## TASK INSTRUCTIONS
Word for word, print each record, dropping any image it holds.

## INFORMATION GIVEN
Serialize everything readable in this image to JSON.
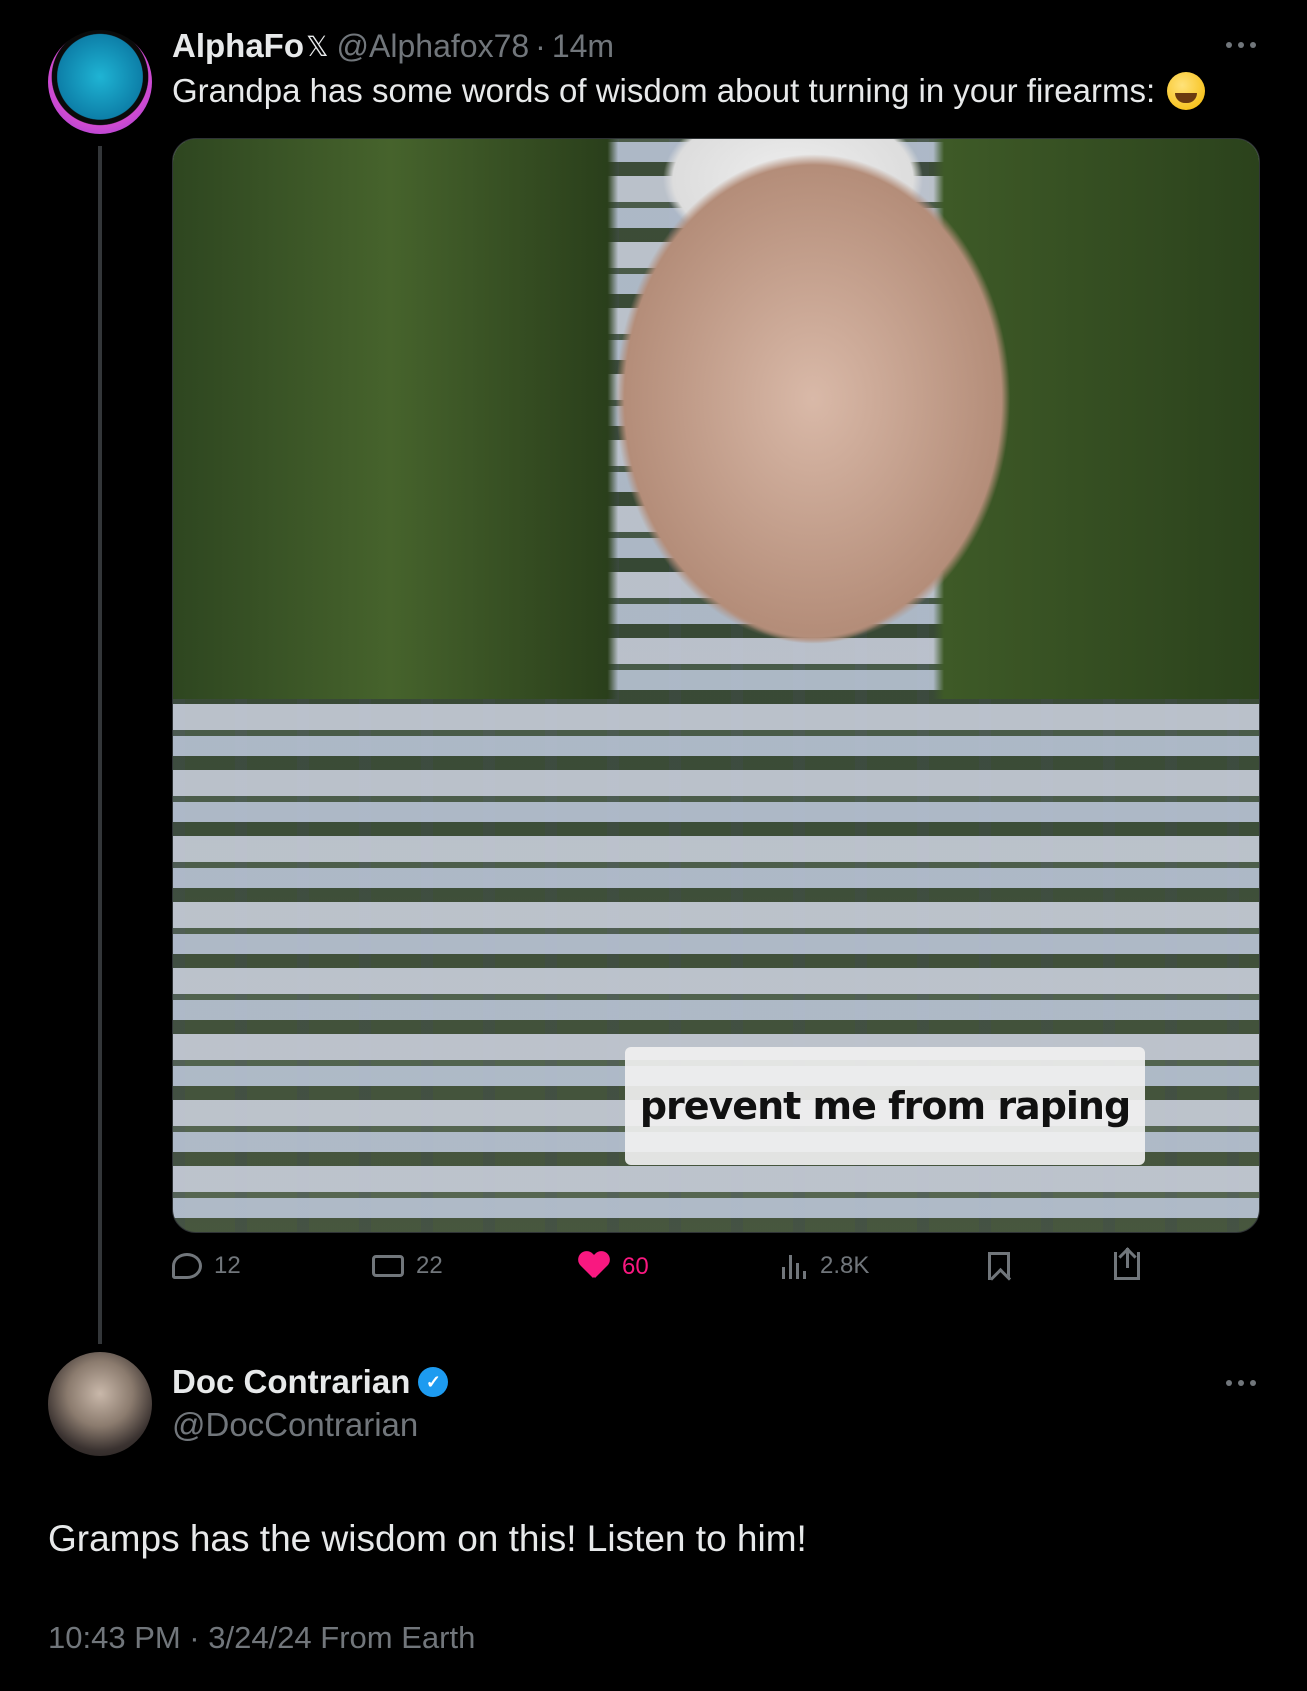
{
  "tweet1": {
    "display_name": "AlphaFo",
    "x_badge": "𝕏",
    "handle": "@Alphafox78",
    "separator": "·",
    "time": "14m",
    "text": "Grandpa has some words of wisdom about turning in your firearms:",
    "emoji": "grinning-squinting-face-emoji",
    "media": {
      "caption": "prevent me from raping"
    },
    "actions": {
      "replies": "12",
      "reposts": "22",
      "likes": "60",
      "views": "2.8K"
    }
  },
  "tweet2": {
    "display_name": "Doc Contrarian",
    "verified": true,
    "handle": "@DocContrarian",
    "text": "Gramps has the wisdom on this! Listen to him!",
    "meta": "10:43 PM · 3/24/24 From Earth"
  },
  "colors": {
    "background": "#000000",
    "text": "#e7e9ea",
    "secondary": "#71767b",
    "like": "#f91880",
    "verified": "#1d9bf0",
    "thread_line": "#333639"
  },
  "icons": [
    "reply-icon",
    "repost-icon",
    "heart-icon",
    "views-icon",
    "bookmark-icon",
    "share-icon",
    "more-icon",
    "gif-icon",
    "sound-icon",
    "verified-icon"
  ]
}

## ANSWER BELOW
Serialize everything readable in this image to JSON.
{
  "tweet1": {
    "display_name": "AlphaFo",
    "x_badge": "𝕏",
    "handle": "@Alphafox78",
    "separator": "·",
    "time": "14m",
    "text": "Grandpa has some words of wisdom about turning in your firearms:",
    "emoji": "grinning-squinting-face-emoji",
    "media": {
      "caption": "prevent me from raping"
    },
    "actions": {
      "replies": "12",
      "reposts": "22",
      "likes": "60",
      "views": "2.8K"
    }
  },
  "tweet2": {
    "display_name": "Doc Contrarian",
    "verified": true,
    "handle": "@DocContrarian",
    "text": "Gramps has the wisdom on this! Listen to him!",
    "meta": "10:43 PM · 3/24/24 From Earth"
  },
  "colors": {
    "background": "#000000",
    "text": "#e7e9ea",
    "secondary": "#71767b",
    "like": "#f91880",
    "verified": "#1d9bf0",
    "thread_line": "#333639"
  },
  "icons": [
    "reply-icon",
    "repost-icon",
    "heart-icon",
    "views-icon",
    "bookmark-icon",
    "share-icon",
    "more-icon",
    "gif-icon",
    "sound-icon",
    "verified-icon"
  ]
}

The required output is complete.